Task statement
In the records below, find every line that contains "possui" and list it.

Collection entries:
*** Begin section ***
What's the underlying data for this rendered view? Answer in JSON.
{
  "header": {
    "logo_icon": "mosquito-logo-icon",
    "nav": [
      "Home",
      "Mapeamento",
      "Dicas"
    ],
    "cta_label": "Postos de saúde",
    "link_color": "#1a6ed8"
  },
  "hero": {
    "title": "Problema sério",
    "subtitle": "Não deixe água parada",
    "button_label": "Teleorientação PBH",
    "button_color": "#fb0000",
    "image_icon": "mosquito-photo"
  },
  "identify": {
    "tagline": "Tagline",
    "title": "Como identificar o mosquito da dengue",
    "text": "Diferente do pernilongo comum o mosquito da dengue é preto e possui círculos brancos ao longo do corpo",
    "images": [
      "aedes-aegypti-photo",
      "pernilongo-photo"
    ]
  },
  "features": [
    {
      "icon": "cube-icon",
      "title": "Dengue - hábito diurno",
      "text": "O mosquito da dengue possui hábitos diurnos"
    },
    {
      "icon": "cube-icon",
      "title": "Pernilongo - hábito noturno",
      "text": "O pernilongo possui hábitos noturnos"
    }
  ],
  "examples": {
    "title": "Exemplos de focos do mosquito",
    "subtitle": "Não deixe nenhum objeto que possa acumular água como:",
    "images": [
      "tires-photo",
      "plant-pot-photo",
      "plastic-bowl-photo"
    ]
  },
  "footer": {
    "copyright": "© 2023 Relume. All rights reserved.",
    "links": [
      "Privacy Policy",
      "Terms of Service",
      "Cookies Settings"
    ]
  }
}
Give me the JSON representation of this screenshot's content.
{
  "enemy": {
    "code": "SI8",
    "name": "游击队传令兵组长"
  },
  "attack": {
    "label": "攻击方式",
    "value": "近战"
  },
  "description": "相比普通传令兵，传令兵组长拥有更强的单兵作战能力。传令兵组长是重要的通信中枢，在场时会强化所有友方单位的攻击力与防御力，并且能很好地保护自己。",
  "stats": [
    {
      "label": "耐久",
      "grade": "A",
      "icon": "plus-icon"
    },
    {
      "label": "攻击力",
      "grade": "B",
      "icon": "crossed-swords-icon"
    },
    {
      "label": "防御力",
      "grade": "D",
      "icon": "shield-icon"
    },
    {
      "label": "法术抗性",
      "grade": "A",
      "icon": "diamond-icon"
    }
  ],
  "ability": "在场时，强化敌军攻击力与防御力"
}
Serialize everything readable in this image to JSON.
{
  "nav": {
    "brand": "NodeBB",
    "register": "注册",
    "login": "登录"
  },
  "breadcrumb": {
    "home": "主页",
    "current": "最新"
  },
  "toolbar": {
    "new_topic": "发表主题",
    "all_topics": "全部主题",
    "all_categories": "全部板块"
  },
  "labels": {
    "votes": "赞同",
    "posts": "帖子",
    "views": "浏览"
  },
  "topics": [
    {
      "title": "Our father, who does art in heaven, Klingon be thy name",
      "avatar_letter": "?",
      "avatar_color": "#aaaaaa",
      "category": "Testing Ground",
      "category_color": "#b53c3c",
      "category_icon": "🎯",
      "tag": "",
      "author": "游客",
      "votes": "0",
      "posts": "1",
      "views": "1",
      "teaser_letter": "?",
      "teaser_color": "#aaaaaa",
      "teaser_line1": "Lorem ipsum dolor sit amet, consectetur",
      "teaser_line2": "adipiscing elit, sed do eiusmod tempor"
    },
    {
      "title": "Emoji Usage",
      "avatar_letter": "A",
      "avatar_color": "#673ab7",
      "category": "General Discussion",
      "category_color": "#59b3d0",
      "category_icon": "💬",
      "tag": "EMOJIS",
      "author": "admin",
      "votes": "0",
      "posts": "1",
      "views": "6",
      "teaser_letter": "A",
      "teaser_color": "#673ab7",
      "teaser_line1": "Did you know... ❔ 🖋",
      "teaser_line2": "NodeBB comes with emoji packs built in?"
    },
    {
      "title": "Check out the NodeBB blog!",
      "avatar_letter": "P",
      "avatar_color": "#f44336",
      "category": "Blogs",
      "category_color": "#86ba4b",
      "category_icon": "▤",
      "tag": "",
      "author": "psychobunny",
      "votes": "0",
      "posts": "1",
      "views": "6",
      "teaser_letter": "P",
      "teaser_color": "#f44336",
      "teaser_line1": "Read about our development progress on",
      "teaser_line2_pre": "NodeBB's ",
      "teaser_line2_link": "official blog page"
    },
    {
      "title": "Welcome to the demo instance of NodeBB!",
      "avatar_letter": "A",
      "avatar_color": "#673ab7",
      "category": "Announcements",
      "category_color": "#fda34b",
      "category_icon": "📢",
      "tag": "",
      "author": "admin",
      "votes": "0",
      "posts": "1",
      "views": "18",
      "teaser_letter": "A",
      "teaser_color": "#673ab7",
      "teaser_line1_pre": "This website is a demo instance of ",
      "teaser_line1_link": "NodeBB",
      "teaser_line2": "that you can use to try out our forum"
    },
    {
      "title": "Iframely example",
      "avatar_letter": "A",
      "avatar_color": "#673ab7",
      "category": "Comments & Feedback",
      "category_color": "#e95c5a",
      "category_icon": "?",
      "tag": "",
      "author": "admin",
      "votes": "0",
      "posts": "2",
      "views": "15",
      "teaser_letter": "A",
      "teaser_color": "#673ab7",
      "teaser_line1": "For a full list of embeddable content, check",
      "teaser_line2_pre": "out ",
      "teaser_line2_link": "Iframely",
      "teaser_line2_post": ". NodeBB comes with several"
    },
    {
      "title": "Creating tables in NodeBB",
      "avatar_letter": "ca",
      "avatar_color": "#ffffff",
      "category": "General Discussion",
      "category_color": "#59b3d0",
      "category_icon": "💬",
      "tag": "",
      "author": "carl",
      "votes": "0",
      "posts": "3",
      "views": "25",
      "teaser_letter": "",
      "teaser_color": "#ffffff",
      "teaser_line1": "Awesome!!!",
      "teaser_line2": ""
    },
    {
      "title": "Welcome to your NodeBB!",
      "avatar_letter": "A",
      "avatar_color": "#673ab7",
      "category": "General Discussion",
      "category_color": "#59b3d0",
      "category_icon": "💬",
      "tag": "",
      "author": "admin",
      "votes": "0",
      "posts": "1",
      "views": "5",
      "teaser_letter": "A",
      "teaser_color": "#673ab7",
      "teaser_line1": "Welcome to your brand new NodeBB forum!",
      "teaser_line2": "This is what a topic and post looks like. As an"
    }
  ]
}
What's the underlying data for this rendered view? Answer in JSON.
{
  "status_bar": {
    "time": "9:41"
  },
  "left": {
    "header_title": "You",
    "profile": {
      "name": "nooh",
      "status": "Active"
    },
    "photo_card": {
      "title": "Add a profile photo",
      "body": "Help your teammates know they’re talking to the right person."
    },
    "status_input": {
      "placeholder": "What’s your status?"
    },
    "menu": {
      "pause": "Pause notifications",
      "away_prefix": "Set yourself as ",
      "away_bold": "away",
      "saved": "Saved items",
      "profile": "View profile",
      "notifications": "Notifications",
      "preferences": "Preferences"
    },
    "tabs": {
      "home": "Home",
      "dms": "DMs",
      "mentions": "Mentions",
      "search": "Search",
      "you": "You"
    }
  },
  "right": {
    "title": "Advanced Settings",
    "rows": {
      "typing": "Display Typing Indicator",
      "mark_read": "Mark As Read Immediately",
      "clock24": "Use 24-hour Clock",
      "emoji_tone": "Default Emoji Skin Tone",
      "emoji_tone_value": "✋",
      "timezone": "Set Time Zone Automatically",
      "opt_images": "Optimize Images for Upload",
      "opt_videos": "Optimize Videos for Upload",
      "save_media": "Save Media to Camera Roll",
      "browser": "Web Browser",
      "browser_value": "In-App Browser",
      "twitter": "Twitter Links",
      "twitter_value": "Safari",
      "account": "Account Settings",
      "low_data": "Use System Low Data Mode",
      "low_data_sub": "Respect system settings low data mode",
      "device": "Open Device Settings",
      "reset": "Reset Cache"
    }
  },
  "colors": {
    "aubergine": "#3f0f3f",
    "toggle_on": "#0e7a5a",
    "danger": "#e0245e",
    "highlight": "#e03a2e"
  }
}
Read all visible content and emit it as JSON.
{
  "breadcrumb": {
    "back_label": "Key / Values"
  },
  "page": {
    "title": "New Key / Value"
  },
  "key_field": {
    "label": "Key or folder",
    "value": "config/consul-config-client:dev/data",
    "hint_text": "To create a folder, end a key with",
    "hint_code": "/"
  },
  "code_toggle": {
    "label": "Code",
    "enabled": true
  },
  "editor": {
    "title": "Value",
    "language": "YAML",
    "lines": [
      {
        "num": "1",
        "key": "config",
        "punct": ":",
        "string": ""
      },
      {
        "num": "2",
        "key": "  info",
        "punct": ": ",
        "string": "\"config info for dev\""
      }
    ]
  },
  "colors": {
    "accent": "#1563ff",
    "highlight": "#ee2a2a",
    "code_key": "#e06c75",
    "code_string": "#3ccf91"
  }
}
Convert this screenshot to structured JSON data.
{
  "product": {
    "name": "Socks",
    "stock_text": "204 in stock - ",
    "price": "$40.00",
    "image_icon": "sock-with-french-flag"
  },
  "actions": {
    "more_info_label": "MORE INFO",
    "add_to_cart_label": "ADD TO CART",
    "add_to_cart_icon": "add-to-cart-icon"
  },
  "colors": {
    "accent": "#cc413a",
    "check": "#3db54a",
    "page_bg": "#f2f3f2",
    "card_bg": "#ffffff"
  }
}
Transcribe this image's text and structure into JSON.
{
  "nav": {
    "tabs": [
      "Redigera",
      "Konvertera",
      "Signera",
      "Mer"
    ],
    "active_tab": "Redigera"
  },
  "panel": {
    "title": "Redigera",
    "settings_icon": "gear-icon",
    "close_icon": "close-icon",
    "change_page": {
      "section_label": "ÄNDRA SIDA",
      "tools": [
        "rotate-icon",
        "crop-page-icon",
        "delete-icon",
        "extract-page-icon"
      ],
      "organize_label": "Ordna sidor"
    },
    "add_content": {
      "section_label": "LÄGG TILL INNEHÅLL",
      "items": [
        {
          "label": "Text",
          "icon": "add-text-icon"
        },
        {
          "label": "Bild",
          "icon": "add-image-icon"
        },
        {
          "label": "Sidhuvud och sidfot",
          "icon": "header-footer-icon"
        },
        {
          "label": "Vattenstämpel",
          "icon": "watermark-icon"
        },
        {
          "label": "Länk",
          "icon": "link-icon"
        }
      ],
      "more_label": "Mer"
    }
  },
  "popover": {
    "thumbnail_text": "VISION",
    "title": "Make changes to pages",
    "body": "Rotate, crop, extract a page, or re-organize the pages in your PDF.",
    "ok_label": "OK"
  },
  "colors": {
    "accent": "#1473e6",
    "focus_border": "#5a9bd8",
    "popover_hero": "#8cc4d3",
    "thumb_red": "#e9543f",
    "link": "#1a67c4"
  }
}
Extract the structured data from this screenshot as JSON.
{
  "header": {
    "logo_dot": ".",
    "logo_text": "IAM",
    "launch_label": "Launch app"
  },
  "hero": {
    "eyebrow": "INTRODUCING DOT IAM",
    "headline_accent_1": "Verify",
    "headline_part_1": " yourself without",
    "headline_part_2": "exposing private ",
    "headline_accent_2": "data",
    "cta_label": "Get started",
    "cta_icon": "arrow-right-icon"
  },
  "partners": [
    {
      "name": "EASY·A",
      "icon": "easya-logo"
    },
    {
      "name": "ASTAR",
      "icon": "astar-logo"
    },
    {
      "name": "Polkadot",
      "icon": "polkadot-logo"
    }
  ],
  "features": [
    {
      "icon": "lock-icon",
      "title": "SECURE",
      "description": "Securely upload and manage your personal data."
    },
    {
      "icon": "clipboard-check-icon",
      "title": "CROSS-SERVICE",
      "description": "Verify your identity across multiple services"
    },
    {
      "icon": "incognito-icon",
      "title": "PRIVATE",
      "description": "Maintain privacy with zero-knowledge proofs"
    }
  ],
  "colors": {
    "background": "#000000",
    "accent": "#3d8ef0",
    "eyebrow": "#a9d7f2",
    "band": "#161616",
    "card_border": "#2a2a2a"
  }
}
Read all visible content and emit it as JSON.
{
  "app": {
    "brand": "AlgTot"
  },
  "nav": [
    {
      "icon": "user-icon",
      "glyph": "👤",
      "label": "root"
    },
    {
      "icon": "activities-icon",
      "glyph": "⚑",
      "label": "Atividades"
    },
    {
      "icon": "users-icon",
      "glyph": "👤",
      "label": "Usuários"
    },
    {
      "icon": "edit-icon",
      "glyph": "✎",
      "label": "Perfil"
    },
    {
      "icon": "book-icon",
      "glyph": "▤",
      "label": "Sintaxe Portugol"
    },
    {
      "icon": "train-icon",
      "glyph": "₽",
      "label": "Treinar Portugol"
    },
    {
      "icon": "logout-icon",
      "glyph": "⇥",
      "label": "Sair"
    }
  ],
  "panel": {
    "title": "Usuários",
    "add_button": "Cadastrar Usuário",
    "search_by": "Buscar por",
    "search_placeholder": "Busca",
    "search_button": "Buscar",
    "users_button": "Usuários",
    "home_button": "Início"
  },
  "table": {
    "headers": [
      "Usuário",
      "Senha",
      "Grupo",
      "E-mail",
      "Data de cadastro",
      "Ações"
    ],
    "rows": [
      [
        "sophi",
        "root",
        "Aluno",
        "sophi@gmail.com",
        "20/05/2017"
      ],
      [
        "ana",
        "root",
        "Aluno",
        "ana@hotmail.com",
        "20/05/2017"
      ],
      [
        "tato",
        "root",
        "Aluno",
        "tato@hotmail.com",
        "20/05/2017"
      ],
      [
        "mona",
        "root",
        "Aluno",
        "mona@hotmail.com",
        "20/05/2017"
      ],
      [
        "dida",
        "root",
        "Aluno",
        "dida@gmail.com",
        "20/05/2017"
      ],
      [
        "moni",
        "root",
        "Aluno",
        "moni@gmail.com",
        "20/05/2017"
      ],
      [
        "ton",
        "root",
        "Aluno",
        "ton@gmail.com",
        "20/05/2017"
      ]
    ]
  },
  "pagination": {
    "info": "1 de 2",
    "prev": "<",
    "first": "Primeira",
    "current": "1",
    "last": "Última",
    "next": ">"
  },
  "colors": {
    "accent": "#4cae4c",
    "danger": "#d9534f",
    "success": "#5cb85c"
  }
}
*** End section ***
Output below
    "text": "Diferente do pernilongo comum o mosquito da dengue é preto e possui círculos brancos ao longo do corpo",
      "text": "O mosquito da dengue possui hábitos diurnos"
      "text": "O pernilongo possui hábitos noturnos"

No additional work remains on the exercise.